Anne Marie is tracking Judy Garland's career through musical numbers...

By 1940 it was undeniable: Mickey and Judy were a success. Even more, Mickey and Judy with the Freed Unit behind them were a bona fide hit machine. Babes in Arms, the first Freed Unit collaboration, earned over $2 million domestically and $1 million abroad. With the promise of another blockbuster and the rise of patriotic sentiment on the verge of WWII, Louis B. Mayer dusted off an old, patriotic-sounding title and set his hitmakers on a new project: Strike Up The Band.
 
The Movie: Strike Up The Band (MGM, 1940)

The Songwriters: Arthur Freed & Roger Edens
The Players: Mickey Rooney, Judy Garland, directed by Busby Berkeley 

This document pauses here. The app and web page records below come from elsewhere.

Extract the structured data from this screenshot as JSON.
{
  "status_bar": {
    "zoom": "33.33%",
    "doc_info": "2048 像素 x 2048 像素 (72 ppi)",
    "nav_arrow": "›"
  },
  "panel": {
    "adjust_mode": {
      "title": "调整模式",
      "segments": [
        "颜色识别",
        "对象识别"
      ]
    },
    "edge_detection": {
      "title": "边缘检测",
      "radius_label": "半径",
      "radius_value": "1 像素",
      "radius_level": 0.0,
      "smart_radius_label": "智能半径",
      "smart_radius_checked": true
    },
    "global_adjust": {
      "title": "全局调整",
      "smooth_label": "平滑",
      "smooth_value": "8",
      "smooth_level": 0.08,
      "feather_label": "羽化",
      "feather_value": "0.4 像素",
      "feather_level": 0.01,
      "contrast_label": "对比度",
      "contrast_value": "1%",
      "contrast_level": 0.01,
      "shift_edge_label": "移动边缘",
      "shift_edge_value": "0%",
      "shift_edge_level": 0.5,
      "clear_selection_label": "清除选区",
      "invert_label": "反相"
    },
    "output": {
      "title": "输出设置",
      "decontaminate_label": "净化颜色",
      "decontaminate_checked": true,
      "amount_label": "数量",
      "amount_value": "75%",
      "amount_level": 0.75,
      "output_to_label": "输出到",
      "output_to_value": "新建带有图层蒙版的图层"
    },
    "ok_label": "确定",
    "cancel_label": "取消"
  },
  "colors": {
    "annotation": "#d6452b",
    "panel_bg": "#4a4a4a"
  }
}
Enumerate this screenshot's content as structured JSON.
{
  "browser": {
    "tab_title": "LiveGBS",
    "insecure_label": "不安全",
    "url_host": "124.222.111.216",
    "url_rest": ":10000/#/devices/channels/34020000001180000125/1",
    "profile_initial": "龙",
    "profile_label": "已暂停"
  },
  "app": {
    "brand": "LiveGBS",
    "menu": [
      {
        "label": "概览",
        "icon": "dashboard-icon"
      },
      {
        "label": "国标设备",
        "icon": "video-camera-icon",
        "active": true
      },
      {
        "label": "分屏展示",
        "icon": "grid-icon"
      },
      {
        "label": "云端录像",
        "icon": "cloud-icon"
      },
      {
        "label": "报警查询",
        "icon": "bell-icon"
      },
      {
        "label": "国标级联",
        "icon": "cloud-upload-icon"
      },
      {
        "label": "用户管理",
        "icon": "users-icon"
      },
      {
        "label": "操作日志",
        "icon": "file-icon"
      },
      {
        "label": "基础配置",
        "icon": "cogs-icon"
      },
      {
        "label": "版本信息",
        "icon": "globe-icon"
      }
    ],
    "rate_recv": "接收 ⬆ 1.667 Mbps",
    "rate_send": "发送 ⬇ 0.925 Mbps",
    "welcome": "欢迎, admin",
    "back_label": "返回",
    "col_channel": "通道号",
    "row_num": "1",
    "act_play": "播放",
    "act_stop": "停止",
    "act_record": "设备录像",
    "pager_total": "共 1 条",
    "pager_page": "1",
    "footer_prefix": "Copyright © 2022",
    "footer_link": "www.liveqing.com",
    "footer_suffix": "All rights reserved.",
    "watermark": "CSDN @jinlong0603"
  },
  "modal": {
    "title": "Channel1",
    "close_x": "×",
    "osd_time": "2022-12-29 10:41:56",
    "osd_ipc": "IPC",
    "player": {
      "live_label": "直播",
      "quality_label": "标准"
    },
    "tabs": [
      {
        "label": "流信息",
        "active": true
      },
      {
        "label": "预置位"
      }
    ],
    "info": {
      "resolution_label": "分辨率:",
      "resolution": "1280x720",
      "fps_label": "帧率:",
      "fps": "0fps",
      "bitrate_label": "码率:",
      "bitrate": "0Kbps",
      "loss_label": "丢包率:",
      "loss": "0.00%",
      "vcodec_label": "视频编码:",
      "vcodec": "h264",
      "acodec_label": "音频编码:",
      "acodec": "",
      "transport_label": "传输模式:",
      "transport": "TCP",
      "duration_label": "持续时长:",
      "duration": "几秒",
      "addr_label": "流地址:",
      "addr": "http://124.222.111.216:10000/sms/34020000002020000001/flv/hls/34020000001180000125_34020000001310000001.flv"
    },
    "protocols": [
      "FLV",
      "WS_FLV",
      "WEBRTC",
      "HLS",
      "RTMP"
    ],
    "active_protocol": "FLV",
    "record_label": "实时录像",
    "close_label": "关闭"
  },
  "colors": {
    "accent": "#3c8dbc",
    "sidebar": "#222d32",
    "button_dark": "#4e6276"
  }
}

The Story: The original Strike Up The Band was a George & Ira Gershwin political musical satire from the early half of the 1930s. However, the new patriotic musical produced by Arthur Freed & company bore no resemblance to the show from which they took their title. With Mickey Rooney now the confirmed box office champion - unseating Shirley Temple at last - the majority of the movie was geared towards his talents. Rooney sings, dances, acts, plays piano, and even plays the drums. However, Freed and Edens didn't overlook young Judy. They wrote "Our Love Affair" especially for the 18 year old singer. Though Mickey introduces the song, it doesn't come alive until Judy sings it, and her song is the musical theme used throughout the movie. 

Ultimately, the movie was another smash success for MGM. It garnered another $2 million domestically and $1 million abroad, as well as 3 Oscar nominations (including one for "Our Love Affair" and rave reviews from critics. Mickey, Judy and the Freed Unit were an undoubted blockbuster force. But how would Judy Garland do on her own?

Page 1 ... 3 4 5 6 7 ... 46 Next 7 Entries »